March 28, 2024

What does the world’s ‘low-fertility’ future look like?

Decades of fretting about over-population and encouraging contraception and abortion have succeeded. But the dream of zero population growth has become a nightmare, a new study published in The Lancet suggests. Instead of stabilizing, population numbers keep falling.

Although by 2100 more than 97% of countries and territories will have sub-replacement fertility rates, comparatively high rates in low-income countries, predominantly in western and eastern sub-Saharan Africa, will continue to drive population increases in these locations throughout the century. This “demographically divided world” will have enormous consequences for economies and societies. 

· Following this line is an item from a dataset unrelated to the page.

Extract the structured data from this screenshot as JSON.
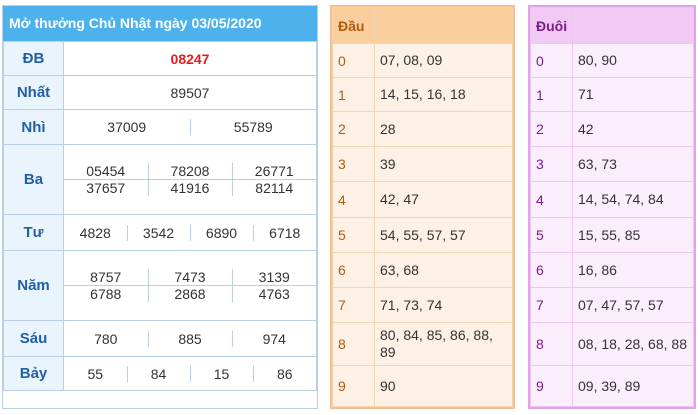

The Lancet has published estimates from the Global Burden of Disease, Injuries, and Risk Factors Study (GBD) 2021 – a global research effort led by the Institute for Health Metrics and Evaluation (IHME) at the University of Washington’s School of Medicine.

Countries need to have a total fertility rate (TFR) of 2.1 children per woman to maintain their population. The researchers estimate that by 2050, 155 of 204 (76%) countries and territories will be below replacement. The number of countries and territories below replacement will increase to 198 of 204 (97%) by 2100. Only immigration – which is always a highly contentious issue — will keep them from shrinking.  

These new fertility forecasts underscore the enormous challenges to economic growth in many middle- and high-income countries with a dwindling workforce and the growing burden on health and social security systems of an ageing population. 

In 2021, 29% of the world’s babies were born in sub-Saharan Africa; by 2100, this is projected to rise to over half (54%) of all babies. 

“We are facing staggering social change through the 21st century,” said the lead author Professor Stein Emil Vollset, from IHME. “The world will be simultaneously tackling a ‘baby boom’ in some countries and a ‘baby bust’ in others. As most of the world contends with the serious challenges to the economic growth of a shrinking workforce and how to care for and pay for ageing populations, many of the most resource-limited countries in sub-Saharan Africa will be grappling with how to support the youngest, fastest-growing population on the planet in some of the most politically and economically unstable, heat-stressed, and health system-strained places on earth.” 

“The implications are immense,” said co-lead author Dr Natalia V. Bhattacharjee. “These future trends in fertility rates and live births will completely reconfigure the global economy and the international balance of power and will necessitate reorganizing societies. Global recognition of the challenges around migration and global aid networks are going to be all the more critical when there is fierce competition for migrants to sustain economic growth and as sub-Saharan Africa’s baby boom continues apace.”  

Only six countries above replacement level in 2100 

The global TFR has more than halved over the past 70 years, from around five children for each female in 1950 to 2.2 children in 2021—with over half of all countries and territories below the population replacement level of 2.1 births per female as of 2021. This trend is particularly worrying for places such as South Korea and Serbia where the rate is less than 1.1 child for each female. 

But for many countries in sub-Saharan Africa, fertility rates remain high—the TFR of the region is nearly twice the global average, at four children per female in 2021. In Chad, the TFR of seven births is the highest in the world.

Over the coming decades, global fertility is predicted to decline even further, reaching a TFR of around 1.8 in 2050, and 1.6 in 2100—well below the replacement level. By 2100, only six of 204 countries and territories (Samoa, Somalia, Tonga, Niger, Chad, and Tajikistan) are expected to have fertility rates exceeding 2.1 births per female. In 13 countries, including Bhutan, Bangladesh, Nepal, and Saudi Arabia, rates are even predicted to fall below one child per female. 

The TFR in Western Europe is predicted to be 1.44 in 2050, dropping to 1.37 in 2100, with Israel, Iceland, Denmark, France, and Germany expected to have the highest fertility rates at between 2.09 and 1.40 at the end of the century. Rates are projected to be much lower across the rest of Europe and parts of Asia.   

Most of the world is transitioning into natural population decline (when the number of deaths exceeds the number of live births); just 26 countries are still projected to be growing in population in 2100, including Angola, Zambia, and Uganda. 

Pro-natal policies 

The study also examined the impact of pro-natal policies designed to provide financial support and care for children and families. The experience of countries that have implemented such policies suggests that these will only prevent countries from dropping to extremely low fertility levels (with just 30 countries and territories below a TFR of 1.3 in 2100 if pro-natal policies are implemented compared to 94 under the most likely scenario). 

“There’s no silver bullet,” said Bhattacharjee. “Social policies to improve birth rates such as enhanced parental leave, free childcare, financial incentives, and extra employment rights, may provide a small boost to fertility rates, but most countries will remain below replacement levels. And once nearly every country’s population is shrinking, reliance on open immigration will become necessary to sustain economic growth. Sub-Saharan African countries have a vital resource that ageing societies are losing—a youthful population.” 

 “There is very real concern that, in the face of declining populations and no clear solutions, some countries might justify more draconian measures that limit reproductive rights,” she warned.